Album Reviews

"The Watchers" Album Reviews

Shire Folk (Jan - April 2003, No. 77)

This is a personal magnum opus that will I am sure appeal to existing fans and followers. However the test will be whether it draws others to the flame. The lyrics draw heavily on metaphores of wonder and love, and the messages are generally hopeful. They're mostly basrd on the songwriter's personal views, but these seem abstract and hard to pin down. The backing is mainly folk rock based, with some nice electric guitar and fiddle on several pieces. There's a clear attempt to use different styles but the production seems to push the instruments together, and as a result that large sections of the album sound very similar. Overall the album feels over-ambitious and would have benefited from more judicious editing and mixing.
                                                                                                   Pat Green 


Tradition (No. 4 Autumn Equinox 2003) - More on Tradition magazine

Elaine Samuels is a consummate songwriter and singer who has developed her skills over many years and she proclaims herself more excited about this album than any of her previous ones. It's a testimony to her undiminished songcraft that she can sustain interest over 16 diverse tracks with a stylistic cohesion and an unshakable ring of confidence. The yearning scope of the title song, inspired by both a trip to the Tower of London and a train journey into the capital is anchored by expressive voicing and laced with a gentle flute part from Annie Parker yet given a propulsive drama by Russell Morgan's drums.

Other musicians joining Kindred Spirit on this album include Saskia Tomkins and Steafan Hannigan. All the Kindred Spirit musicians play with freshness and musical savvy throughout. I especially liked Sim Jones' sensitive electric guitar on Eddie devoted to the intrepid ski jumper of a headline grabbing 15 minutes of fame some years back.

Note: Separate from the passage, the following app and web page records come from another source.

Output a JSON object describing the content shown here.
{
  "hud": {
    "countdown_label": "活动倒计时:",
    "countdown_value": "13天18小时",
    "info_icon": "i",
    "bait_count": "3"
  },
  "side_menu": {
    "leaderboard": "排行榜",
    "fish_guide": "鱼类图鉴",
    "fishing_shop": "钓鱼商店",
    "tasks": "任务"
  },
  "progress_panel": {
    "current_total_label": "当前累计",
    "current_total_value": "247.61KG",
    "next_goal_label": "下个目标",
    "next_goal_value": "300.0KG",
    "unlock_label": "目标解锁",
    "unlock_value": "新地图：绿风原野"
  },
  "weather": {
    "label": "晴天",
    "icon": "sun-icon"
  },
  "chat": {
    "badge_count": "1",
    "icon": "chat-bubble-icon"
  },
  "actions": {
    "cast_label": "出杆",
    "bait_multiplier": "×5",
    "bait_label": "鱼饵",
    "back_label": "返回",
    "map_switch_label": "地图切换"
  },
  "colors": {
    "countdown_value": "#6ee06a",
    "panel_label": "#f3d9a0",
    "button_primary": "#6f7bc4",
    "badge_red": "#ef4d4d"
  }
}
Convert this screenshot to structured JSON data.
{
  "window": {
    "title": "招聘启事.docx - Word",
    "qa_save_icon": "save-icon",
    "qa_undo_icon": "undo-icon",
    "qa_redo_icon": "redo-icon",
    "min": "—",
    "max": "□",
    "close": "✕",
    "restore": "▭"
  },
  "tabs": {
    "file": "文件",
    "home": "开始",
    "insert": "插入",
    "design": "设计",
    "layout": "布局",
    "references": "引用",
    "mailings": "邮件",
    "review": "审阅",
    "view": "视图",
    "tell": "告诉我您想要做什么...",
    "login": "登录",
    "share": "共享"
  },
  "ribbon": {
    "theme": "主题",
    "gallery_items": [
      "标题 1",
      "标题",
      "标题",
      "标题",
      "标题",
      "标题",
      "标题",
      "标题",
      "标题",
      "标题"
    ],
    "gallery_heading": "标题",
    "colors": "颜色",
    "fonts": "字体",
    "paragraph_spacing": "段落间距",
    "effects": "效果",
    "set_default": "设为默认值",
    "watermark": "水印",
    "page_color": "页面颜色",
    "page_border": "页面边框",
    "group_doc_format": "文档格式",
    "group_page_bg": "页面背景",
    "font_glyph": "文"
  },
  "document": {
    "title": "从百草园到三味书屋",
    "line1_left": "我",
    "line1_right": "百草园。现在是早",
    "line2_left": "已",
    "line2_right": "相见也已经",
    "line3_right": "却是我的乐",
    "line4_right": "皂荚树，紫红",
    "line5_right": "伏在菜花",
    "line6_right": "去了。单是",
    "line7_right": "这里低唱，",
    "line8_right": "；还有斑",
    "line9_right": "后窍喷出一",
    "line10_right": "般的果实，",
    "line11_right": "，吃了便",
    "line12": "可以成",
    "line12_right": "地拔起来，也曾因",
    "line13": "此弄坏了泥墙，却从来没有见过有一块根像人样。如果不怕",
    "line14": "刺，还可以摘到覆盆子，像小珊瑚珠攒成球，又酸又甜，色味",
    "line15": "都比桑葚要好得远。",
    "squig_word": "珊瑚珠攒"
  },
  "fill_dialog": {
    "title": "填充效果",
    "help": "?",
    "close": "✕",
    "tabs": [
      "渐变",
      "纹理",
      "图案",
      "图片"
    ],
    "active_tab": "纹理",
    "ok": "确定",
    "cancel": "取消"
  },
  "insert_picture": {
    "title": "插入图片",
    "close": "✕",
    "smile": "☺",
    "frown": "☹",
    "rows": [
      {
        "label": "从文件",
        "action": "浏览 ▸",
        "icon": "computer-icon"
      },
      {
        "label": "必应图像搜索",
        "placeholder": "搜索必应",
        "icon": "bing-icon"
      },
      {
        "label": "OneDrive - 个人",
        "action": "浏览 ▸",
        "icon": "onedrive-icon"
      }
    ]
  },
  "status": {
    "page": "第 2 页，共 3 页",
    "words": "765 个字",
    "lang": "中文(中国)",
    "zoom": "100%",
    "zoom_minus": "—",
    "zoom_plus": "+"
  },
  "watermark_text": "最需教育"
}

Elaine's writing is rooted in the concepts of melody and form - she structures her songs well around clearly defined hooklines, and whilst occasionally lapsing into whimsy, this is by and large an adventurous and clever CD.

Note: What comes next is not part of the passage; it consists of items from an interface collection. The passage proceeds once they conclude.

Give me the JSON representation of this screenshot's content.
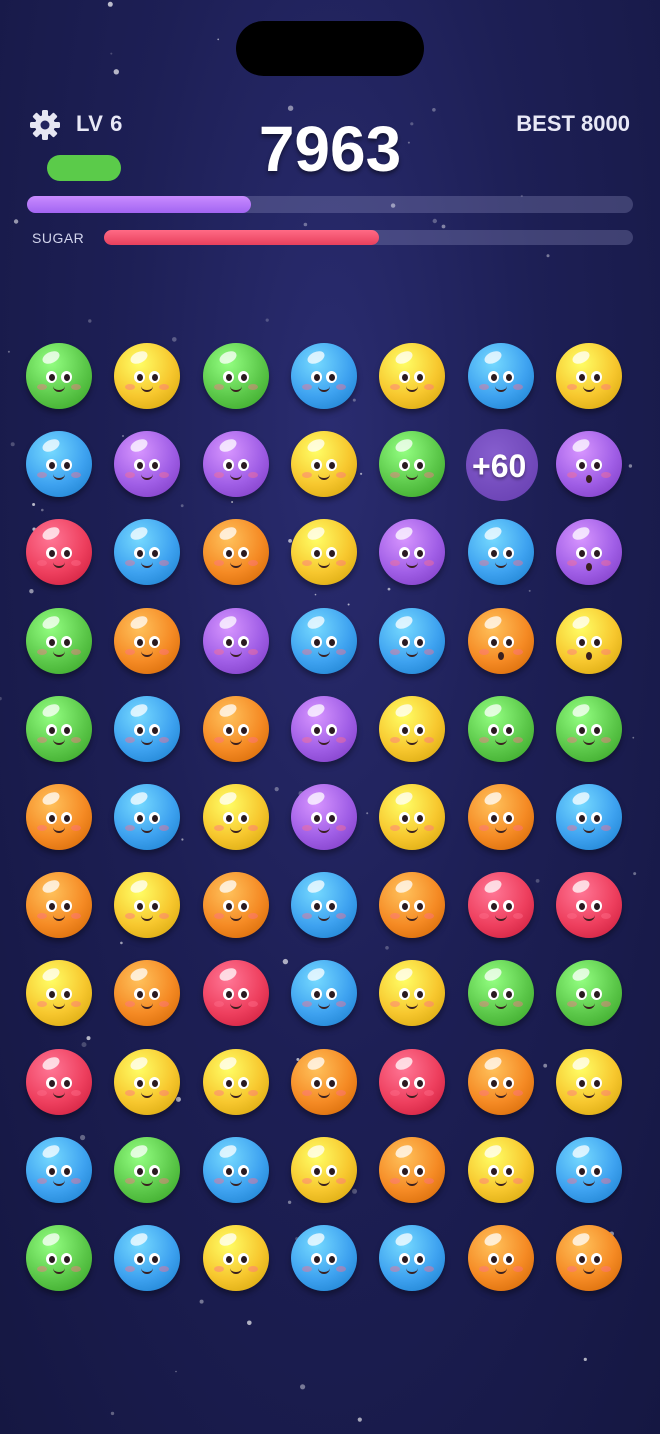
{
  "header": {
    "level_label": "LV 6",
    "score": "7963",
    "best_label": "BEST 8000",
    "level_progress": 0.37,
    "sugar_label": "SUGAR",
    "sugar_progress": 0.52
  },
  "icons": {
    "settings": "gear-icon"
  },
  "colors": {
    "green": "#5cc84a",
    "yellow": "#f7c72e",
    "blue": "#3ea2f0",
    "purple": "#a05ee6",
    "red": "#ee3f5e",
    "orange": "#f58a24",
    "level_pill": "#5bcb4a",
    "progress": "#b177f7",
    "sugar": "#ee4864"
  },
  "board": {
    "rows": [
      [
        "green",
        "yellow",
        "green",
        "blue",
        "yellow",
        "blue",
        "yellow"
      ],
      [
        "blue",
        "purple",
        "purple",
        "yellow",
        "green",
        "purple",
        "purple"
      ],
      [
        "red",
        "blue",
        "orange",
        "yellow",
        "purple",
        "blue",
        "purple"
      ],
      [
        "green",
        "orange",
        "purple",
        "blue",
        "blue",
        "orange",
        "yellow"
      ],
      [
        "green",
        "blue",
        "orange",
        "purple",
        "yellow",
        "green",
        "green"
      ],
      [
        "orange",
        "blue",
        "yellow",
        "purple",
        "yellow",
        "orange",
        "blue"
      ],
      [
        "orange",
        "yellow",
        "orange",
        "blue",
        "orange",
        "red",
        "red"
      ],
      [
        "yellow",
        "orange",
        "red",
        "blue",
        "yellow",
        "green",
        "green"
      ],
      [
        "red",
        "yellow",
        "yellow",
        "orange",
        "red",
        "orange",
        "yellow"
      ],
      [
        "blue",
        "green",
        "blue",
        "yellow",
        "orange",
        "yellow",
        "blue"
      ],
      [
        "green",
        "blue",
        "yellow",
        "blue",
        "blue",
        "orange",
        "orange"
      ]
    ],
    "surprised": [
      [
        1,
        6
      ],
      [
        2,
        6
      ],
      [
        3,
        5
      ],
      [
        3,
        6
      ]
    ]
  },
  "popup": {
    "text": "+60"
  }
}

A lightness of touch often conceals a deeper intent - The Child Inside - for example which concerns the golden days of childhood would do credit to Kate Bush and there are many pleasant surprises here.

Ecological concerns, personal statements of love, dreams and aspirations, night drives home - they're all here and all grist to Samuels' mill. A mixed bag then but a compelling one nevertheless and I'd imagine that a visit to would pay dividends.

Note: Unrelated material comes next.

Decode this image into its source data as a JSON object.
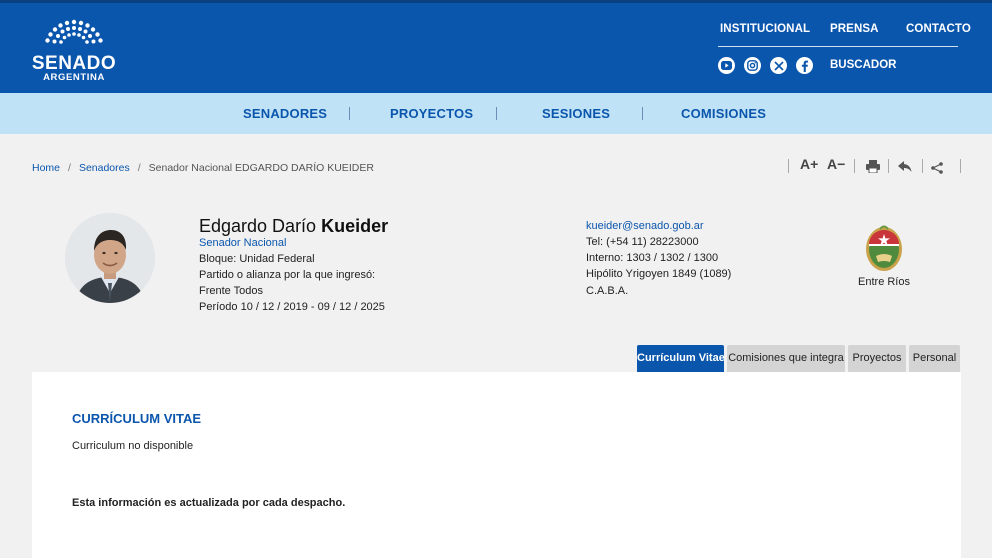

A worthwhile release with its heart in the right place.
                                                                                                     Clive Pownceby